Institut Curie on the international stage: sharing know-how
The incidence of cancer is growing fast throughout the world, with over 18 million new cases each year and more than 9 million deaths
Prof. Thierry Philip, Chairman of the Executive Board of Institut Curie, reminds us in his opening speech at the 4th International Meeting on February 4
Institut Curie’s mission is not limited to France or Europe. Marie Curie committed to serving the world without seeking profit.
And this is still one of the aims of Institut Curie. Particular tribute is paid to this heritage this year as we celebrate the hundredth anniversary of Fondation Curie, created in 1921 by the eminent physicist.
This year 2021 is also an opportunity to celebrate the special bond between Institut Curie and the United States. Many are unaware of this, but Marie Curie was able to pursue her work in radioactivity thanks to the generosity of American women
In May 2021, she traveled through the United States for 46 days. After her trip she received a gram of radium from President Harding, gifted by American women who had managed to raise $100,000
explains Marc Joliot, her great-grandson
. Without the assistance of the United States, Institut Curie would probably not have become this world-renowned center of excellence, and it would not have been able to defend the values that Marie Curie held dear. This bond of friendship is maintained today by the Institut Curie teams, in particular through a number of collaborations essentially in research.
Equipped with this know-how and this international reputation, Institut Curie offers its services to vulnerable countries in which access to care is difficult. “Our absolute priority is to meet patient’s unmet needs. This year over a thousand international patients requested our help. We assist most of them in their home country, we give them a second opinion and then we treat around one third of them here in Paris”, explained Prof. Philip.
And among these foreign patients, one of them - a Mr. Dorgham - decided to build a hospital in his home town north of Cairo, in Egypt, basing it on the Institut Curie model. Institut Curie is fully committed to this project. “My father was impressed by the quality of care that he received and he hopes that patients in Egypt can receive that same care. It’s a dream that we hope to achieve by the end of the year”, recounted Mr. Dorgham’s son.
The challenge for Institut Curie is to strengthen and improve access to care and quality of care in these struggling countries.
And to do that, one of the best ways to pass on our know-how is to train our colleagues in their home country or welcome physicians and health professionals to Institut Curie
pointed out Dr. Pierre Anhoury, Director of international relations at Institut Curie.
It’s within this spirit that Institut Curie decided to step up its support offered to several teams in Lebanon undergoing political, social and economic crisis amplified by the explosion in the port of Beirut last August. . “Institut Curie will finance and host 6 young physicians from different specialties for one year”, states Prof.
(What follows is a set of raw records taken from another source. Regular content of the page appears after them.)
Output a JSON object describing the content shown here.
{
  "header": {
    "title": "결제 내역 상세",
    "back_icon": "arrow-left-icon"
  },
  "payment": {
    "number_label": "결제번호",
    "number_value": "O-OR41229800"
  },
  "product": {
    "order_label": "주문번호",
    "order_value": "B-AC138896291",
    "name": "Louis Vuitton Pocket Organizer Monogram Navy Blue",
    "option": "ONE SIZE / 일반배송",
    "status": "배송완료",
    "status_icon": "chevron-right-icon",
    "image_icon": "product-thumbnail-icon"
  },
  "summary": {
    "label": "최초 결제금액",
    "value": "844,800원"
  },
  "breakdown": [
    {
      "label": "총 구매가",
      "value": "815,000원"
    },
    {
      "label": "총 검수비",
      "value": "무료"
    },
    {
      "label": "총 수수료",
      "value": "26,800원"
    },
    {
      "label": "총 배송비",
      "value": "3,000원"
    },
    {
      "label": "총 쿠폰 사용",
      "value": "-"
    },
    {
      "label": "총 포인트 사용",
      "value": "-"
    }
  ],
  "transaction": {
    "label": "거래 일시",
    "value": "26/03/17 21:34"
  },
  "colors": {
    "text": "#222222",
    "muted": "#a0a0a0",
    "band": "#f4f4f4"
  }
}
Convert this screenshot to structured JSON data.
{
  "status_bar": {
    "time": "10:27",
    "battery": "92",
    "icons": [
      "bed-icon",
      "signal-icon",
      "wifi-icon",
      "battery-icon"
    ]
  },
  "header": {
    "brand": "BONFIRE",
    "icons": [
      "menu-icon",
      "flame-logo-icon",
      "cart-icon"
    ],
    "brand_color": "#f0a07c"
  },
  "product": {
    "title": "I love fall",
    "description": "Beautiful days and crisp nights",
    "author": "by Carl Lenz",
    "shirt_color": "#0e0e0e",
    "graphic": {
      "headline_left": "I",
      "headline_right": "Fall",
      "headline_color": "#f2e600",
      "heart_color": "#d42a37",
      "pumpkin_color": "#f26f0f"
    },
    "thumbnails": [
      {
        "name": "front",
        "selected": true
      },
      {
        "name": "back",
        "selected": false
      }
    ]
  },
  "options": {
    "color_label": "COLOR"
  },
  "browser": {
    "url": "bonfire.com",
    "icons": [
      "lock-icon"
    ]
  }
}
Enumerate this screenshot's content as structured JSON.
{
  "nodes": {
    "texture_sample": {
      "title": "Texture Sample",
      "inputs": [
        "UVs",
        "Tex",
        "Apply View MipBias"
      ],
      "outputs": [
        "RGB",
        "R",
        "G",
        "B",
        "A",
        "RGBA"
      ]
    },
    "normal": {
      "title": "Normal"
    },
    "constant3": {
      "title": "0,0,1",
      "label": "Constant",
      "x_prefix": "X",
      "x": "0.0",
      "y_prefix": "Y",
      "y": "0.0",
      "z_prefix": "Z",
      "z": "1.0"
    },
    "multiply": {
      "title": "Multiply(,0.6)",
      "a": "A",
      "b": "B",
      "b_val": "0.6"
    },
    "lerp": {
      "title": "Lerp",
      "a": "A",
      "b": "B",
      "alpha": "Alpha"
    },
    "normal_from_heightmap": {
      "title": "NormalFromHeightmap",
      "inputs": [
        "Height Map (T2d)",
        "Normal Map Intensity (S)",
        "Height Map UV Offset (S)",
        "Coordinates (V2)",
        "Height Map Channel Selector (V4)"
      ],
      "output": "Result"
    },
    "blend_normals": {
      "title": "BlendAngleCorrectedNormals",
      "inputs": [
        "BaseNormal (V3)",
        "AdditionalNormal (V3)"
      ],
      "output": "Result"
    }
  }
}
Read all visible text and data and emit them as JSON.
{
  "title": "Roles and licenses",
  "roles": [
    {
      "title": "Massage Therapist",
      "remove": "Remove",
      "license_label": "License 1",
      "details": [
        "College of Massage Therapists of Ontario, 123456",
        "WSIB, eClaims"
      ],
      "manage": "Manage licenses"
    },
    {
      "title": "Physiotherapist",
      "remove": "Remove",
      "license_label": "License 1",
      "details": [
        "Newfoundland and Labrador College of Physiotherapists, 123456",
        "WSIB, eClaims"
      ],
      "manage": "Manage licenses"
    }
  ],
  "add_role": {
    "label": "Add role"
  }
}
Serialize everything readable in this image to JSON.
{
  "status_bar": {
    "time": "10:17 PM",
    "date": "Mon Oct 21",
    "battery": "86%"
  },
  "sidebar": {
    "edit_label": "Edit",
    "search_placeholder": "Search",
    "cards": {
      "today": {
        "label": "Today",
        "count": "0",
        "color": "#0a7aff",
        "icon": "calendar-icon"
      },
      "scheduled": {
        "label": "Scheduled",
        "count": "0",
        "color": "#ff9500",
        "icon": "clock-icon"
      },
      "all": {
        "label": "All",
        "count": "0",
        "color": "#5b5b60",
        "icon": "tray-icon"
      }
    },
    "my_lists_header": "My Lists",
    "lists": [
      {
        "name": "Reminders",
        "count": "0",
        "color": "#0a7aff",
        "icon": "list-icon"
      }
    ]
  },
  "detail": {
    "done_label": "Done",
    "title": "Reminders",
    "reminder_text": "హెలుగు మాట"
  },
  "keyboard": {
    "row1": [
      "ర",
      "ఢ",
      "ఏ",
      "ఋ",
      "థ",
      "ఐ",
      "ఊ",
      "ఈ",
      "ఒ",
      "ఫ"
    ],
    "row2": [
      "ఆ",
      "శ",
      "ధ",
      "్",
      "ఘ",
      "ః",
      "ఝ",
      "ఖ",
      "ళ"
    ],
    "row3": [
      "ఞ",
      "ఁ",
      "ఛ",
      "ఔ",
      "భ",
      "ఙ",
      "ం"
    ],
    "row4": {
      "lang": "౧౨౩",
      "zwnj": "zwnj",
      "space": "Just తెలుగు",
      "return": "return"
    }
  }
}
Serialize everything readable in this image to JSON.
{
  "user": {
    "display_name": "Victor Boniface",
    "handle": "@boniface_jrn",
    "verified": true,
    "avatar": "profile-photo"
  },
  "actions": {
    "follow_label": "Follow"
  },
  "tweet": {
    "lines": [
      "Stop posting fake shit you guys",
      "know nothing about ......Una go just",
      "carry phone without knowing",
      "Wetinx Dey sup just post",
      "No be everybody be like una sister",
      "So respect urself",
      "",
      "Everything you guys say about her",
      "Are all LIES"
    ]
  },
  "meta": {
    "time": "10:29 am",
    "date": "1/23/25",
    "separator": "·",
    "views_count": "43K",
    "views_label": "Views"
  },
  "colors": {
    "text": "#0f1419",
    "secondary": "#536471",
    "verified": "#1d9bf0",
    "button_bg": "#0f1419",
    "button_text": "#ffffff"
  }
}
Peter Noun, head of the Pediatric Oncology department at the St. Georges hospital devastated by the explosion, just as 5 other centers are doing. “A close collaboration between my center and Institut Curie will also be put in place once my hospital has been rebuilt.”
In parallel, Institut Curie and the ESA Business School in Beirut - the training center for Institut Curie in the Middle East - launched a major study to identify the needs of oncology centers and improve medical practices. This project is in line with the historic partnership between France and Lebanon.
This project is all the more important to me since we need to both consolidate our bases and start to think about the country’s recovery and its future”,
states Anne Grillo, France’s ambassador to Lebanon.
Institut Curie is also very involved in Africa, particularly in Tanzania, with a project running until 2024 known as the Tanzania Comprehensive Cancer Project (TCCP). Alongside the Aga Khan Foundation and the AFD (French development agency) which is financing the project to the tune of 10 million euros, Institut Curie will provide its expertise to help improve the organization and quality of care throughout the country, including in rural areas. Alongside the Aga Khan Foundation and the AFD (French development agency) which is financing the project to the tune of 10 million euros, Institut Curie will Curie provide its expertise to help improve the organization and quality of care throughout the country, including in rural areas
"Over 1.7 million people should benefit from this program" indicates Stéphanie Mouen, director of the AFD in Tanzania.
We hope that it will help increase the number of patients diagnosed at an early stage and will help support around a hundred dispensaries.
Lastly, Institut Curie is involved in humanitarian projects. Recently, an agreement was signed with the International Network for Cancer Treatment and Research (INCTR) to develop a training program for palliative care and pain management in Senegal. Institut Curie has also been part of a program to support early diagnosis, access to treatment, and rehabilitation of children suffering from retinoblastoma since 2011 (cancer of the eye).
Launched in Mali, this program has helped demonstrate that recovery can be achieved in more than 80% of children, compared with 20% previously
enthused Prof. Pierre Bey, chairman of the AMCC (International network for cancer treatment and research).
Bolstered by this success, the project has been extended to 24 countries in sub-Saharan Africa: By 2028, around 1,000 children may have been treated.